    you couldn’t afford the system if pioneer would produce it….

  • I love when people bring stuff like this into the world, because it makes people think. I don’t see this particular concept being a strong seller because of the complexity and apparent lack of core features (like MIDI feedback), but I could see this being a successful project (along the lines of MidiFighter or the FMDJ9303). Kudos on a great idea!

  • This idea is amazing based in arduino platform. Pioneer or the others doesn’t want to give you the control of choice… it is better to do it in open source side until force them to be in “the game”. The other path go on closed products.

    About phisical haptic control check this tread:
    http://www.djtechtools.com/forum/showthread.php?t=16558

    😉

  • How about adapting this type of thinking into current Midifighter concept?

    I would love to add two faders & 4 Knobs to the setup…

  • Nicholas

    I think this coupled with the multi-touch interface in some way would be very interesting..

  • Such a cool idea, but sadly it’s hard to see this survive unless a large well known brand took the concept on. Imagine wot NI or pioneer could do with this great idea if they was producing the hardware.
    ++++
    Considering how user definable software is, it would be great if our hardware was too(not just the mapping). If the amber project was to somehow merge with aspects of the reactable theory, hmmmmm Re-Traktorable’s!

  • DjKeyWee

    Big advantage though… in case you have a faulty control, fader, knob… unpllug it, plug a new one… and you’re done. Even hot swappable module could be done. Now that’s a “cool” feature. But how often it happen… Maybe it has to happen once to appreciate it ;o)

  • DjKeyWee

    The idea is really good. As a hardware/software designer myself, I know what’s going on here and under the hood. The only thing that may not work, is the retail price and the “general” interest.

    I like the modular idea for proof on concept, but for a final product… it leave me cold a little bit. But still, a good idea.

    Since years I’ve begun my own controller and I’ve never found the “right and ultimate” layout… but, is there any perfect layout? I don’t think so. My ideal layout would be too big, while the “one fit everywhere” have too many page switching and all that plah plah.

    Now assuming that a modular approach would allow you to customize your gear for a specific booth size? I would say why not? But still have some reserve on it. Like everyone, I may have some fear of “new idea” :p

    Good article, and good luck. Hope they have success with that!

  • This is great especially for ableton users who can customize their uses of ableton. But for those who uses serato and traktor, there are already dozens of midi controller are on sale. besides midi fighter arcade buttons arent there…
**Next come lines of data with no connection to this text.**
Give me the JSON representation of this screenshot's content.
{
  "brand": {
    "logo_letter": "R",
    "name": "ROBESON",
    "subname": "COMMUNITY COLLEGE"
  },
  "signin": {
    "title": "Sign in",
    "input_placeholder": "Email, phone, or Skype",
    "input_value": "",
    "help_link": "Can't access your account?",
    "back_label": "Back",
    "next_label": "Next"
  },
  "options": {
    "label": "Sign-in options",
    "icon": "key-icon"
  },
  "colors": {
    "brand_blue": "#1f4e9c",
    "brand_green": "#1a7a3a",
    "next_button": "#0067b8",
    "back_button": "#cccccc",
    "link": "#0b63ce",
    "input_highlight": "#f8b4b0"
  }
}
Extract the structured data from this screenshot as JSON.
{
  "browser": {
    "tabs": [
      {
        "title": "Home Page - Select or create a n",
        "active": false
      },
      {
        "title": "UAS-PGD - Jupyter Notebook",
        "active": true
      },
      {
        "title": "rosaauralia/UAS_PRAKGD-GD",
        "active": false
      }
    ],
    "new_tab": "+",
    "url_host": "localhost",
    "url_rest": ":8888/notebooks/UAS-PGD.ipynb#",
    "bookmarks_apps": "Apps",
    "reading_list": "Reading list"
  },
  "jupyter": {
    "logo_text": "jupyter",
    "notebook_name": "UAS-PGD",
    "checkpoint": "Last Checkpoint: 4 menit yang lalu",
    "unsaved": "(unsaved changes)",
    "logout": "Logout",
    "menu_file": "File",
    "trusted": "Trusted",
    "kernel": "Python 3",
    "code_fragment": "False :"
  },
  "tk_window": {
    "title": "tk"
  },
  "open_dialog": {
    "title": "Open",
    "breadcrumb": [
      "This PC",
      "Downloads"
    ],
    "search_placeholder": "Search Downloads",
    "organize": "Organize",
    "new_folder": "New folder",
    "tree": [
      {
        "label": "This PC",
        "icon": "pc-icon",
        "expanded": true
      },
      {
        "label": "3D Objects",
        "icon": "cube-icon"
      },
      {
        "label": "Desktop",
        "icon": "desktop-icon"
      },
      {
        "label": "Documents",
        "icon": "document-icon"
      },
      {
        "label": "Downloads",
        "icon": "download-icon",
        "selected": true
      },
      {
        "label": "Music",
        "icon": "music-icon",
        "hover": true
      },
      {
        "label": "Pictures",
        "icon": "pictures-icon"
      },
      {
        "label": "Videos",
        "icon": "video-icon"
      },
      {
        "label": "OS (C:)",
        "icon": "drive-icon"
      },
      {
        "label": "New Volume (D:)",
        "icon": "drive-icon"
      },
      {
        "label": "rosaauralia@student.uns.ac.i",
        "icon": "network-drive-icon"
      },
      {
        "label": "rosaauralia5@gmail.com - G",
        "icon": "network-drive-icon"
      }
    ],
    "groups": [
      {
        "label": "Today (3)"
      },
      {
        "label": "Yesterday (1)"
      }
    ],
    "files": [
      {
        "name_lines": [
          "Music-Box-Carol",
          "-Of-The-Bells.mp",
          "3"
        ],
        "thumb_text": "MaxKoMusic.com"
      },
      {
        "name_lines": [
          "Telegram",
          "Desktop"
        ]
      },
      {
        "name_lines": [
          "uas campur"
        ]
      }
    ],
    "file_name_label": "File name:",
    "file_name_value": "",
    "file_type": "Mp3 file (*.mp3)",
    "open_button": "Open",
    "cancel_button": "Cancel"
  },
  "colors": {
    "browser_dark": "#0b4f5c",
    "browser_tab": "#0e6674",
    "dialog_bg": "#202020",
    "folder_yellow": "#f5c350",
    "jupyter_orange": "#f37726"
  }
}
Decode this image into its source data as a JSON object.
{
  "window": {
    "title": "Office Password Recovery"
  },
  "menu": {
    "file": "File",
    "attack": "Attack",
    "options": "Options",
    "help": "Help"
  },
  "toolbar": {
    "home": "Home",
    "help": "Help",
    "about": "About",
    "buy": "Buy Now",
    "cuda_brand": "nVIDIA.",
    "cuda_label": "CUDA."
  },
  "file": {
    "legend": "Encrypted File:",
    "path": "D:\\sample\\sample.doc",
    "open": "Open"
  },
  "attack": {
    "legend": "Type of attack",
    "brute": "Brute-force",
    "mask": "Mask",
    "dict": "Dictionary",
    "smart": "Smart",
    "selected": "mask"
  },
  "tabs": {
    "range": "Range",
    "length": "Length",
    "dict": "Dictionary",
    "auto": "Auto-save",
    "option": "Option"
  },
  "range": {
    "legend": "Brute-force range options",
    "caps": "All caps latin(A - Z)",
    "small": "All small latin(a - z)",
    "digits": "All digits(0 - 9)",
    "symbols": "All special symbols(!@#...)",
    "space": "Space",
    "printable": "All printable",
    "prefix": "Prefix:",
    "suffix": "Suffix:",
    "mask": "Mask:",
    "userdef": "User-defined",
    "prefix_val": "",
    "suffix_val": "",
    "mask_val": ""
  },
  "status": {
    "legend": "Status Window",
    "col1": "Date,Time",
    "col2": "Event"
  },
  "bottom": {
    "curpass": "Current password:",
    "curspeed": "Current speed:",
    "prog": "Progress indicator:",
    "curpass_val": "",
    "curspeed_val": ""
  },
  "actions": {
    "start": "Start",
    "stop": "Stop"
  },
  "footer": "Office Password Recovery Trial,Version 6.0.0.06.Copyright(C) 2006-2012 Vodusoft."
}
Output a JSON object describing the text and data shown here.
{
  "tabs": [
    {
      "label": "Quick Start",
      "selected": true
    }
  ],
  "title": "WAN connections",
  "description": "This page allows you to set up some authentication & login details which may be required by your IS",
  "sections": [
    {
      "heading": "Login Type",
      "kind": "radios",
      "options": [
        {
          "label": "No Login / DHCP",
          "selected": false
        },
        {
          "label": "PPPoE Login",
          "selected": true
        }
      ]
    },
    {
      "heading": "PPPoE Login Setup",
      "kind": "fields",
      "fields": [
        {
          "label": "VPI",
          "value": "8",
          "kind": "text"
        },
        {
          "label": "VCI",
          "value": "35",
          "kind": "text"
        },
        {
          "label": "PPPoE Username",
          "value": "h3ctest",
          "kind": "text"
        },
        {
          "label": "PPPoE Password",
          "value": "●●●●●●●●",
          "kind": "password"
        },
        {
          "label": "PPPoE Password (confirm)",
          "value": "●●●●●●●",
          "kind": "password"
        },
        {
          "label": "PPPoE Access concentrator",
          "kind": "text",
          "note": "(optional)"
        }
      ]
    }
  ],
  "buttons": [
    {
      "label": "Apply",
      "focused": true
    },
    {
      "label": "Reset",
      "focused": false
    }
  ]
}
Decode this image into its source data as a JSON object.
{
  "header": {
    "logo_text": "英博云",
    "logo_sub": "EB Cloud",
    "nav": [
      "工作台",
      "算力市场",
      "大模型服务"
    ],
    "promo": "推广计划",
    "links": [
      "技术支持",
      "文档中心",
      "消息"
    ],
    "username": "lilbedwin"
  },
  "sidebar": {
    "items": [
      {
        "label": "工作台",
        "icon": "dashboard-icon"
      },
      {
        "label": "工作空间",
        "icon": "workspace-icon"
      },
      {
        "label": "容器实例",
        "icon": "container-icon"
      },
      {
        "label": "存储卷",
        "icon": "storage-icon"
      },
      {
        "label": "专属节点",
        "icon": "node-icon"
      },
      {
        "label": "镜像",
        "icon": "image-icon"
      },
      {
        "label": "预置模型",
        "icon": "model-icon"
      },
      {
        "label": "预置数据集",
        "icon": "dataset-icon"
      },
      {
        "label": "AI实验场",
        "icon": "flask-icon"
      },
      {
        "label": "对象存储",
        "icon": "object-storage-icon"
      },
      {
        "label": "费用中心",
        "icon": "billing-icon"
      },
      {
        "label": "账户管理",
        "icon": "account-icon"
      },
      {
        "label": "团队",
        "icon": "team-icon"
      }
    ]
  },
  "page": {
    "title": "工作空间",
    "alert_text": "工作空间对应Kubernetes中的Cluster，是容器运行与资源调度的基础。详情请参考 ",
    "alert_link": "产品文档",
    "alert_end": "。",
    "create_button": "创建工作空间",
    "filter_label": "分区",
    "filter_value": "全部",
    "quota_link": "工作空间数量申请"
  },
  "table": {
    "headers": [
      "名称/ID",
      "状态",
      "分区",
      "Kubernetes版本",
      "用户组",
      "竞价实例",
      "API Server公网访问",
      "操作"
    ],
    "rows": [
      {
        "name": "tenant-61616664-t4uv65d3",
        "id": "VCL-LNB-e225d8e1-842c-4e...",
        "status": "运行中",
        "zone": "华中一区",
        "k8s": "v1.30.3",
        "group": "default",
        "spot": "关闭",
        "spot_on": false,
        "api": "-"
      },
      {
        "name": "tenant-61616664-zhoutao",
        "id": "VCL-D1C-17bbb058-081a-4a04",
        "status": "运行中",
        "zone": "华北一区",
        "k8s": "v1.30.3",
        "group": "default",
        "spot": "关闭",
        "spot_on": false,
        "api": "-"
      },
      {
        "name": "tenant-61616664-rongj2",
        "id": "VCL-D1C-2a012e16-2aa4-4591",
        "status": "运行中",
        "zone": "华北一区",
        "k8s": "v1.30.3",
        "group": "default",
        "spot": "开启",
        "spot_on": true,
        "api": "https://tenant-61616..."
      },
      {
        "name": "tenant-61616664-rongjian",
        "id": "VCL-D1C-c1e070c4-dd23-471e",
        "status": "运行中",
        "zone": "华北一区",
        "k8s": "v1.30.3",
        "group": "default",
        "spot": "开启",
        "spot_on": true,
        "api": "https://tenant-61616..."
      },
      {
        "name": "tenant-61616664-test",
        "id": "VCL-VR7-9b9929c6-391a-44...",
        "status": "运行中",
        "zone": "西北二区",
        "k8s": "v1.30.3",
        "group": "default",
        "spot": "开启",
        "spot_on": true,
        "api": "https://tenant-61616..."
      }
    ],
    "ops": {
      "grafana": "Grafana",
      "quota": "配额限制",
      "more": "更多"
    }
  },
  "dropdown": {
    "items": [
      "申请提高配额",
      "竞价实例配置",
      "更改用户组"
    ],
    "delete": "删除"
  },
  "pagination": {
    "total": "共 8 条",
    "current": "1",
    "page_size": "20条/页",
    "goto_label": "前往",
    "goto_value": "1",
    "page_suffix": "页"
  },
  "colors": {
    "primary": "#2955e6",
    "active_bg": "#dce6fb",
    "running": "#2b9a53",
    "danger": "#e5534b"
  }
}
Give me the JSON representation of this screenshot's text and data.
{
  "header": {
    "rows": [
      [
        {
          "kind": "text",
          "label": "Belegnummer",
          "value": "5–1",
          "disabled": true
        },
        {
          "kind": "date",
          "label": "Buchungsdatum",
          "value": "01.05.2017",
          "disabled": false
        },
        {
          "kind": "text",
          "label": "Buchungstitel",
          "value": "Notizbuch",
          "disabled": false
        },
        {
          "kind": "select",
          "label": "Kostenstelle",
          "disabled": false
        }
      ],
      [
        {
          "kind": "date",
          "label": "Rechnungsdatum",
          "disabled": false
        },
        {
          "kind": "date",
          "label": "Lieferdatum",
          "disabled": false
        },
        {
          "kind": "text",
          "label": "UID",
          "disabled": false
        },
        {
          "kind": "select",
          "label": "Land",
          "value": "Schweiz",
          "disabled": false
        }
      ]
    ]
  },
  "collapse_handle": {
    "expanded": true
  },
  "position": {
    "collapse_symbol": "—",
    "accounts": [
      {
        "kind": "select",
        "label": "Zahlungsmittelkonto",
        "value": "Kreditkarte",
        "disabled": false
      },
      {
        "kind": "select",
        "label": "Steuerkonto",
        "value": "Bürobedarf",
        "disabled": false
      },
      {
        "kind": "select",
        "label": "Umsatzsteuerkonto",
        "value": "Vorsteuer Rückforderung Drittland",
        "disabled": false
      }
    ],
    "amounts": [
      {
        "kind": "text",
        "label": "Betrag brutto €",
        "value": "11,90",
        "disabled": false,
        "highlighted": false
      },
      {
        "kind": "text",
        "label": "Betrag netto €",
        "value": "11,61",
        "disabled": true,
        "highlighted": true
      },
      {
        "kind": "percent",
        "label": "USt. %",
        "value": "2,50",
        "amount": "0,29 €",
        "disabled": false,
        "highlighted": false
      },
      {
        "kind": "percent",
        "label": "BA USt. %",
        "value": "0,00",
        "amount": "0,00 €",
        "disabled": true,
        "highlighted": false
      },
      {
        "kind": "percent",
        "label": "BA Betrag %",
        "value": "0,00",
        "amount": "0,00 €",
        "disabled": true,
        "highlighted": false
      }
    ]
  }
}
  • For me, the problem is not so much about modularity as it is about dynamism. I don’t care about customizing the layout of my controller, I want it to change according to what I’m doing live. I want more effect knobs and an X/Y pad to appear when I’m working on a transition, I want the screen to be bigger when I’m browsing for tracks, I want the jogwheels to get bigger when I scratch, those kinds of things. That’s the kind of things touch interfaces can be good for. So I think we should explore more towards adding touch feedback to touch interfaces instead of adding “movable parts” to hardware controllers.